"We have to use pesticides time and again to keep pests away from our crops. It seems they have gained strength against the pesticide," said Arjun Parajuli, a tomato farmer of Mandan Deupur Municipality in Kavre.
Officials of PPD conceded the fact that the use of pesticides by Nepali farmers has seen an increase in recent years. According to PPD, fear of pests and insects damaging the crops has been the main factor prompting farmers to use high amount of pesticides.
"Pests are often problems for crops, and they sometimes cause a huge damage to farmers. Farmers in Nepal use high amount of pesticides in the fear of getting their crops damaged," Bed Prasad Chaulagain, pesticide registrar at PPD, told Republica.
"The use of pesticides has been increasing globally, not only in Nepal," said Chaulagain. "We have banned a number of pesticides which have been proven to harm human health, but cannot ban the use of all pesticides."
"As part of a campaign on controlling pesticides, we are organizing a campaign 'No Pesticide Use Week' from December 17 this year," added Chaulagain. "We have installed billboards with messages about harmful effects of pesticides."
PPD organizes 'No Pesticide Use Week' every year in December in association with other agencies, but such programs seem to be of no use since the use of pesticides in the country does not seem to come under control.
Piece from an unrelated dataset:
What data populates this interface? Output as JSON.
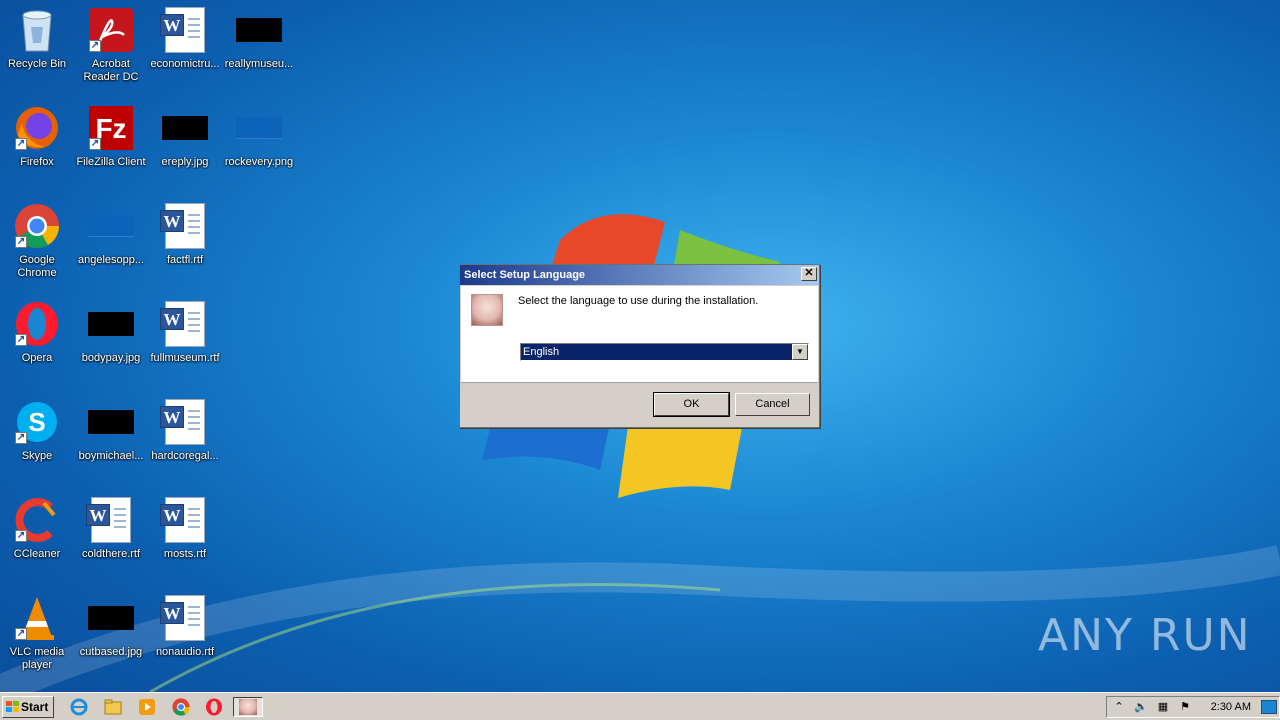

Moreover, trend shows that such programs are focused only in city areas like Kathmandu, which hardly reach farmers outside the cities.
According to PPD, average use of pesticides is 396 grams per hectare in the country, but the crop-wise use of pesticides is very high. One and a half kilogram pesticide is used in a hectare of land cultivated with vegetables. Similarly, a hectare of tea farm receives 2.1 kilogram of pesticides.
Excessive use of pesticides leave residue in the plants, which when consumed, becomes harmful for human health.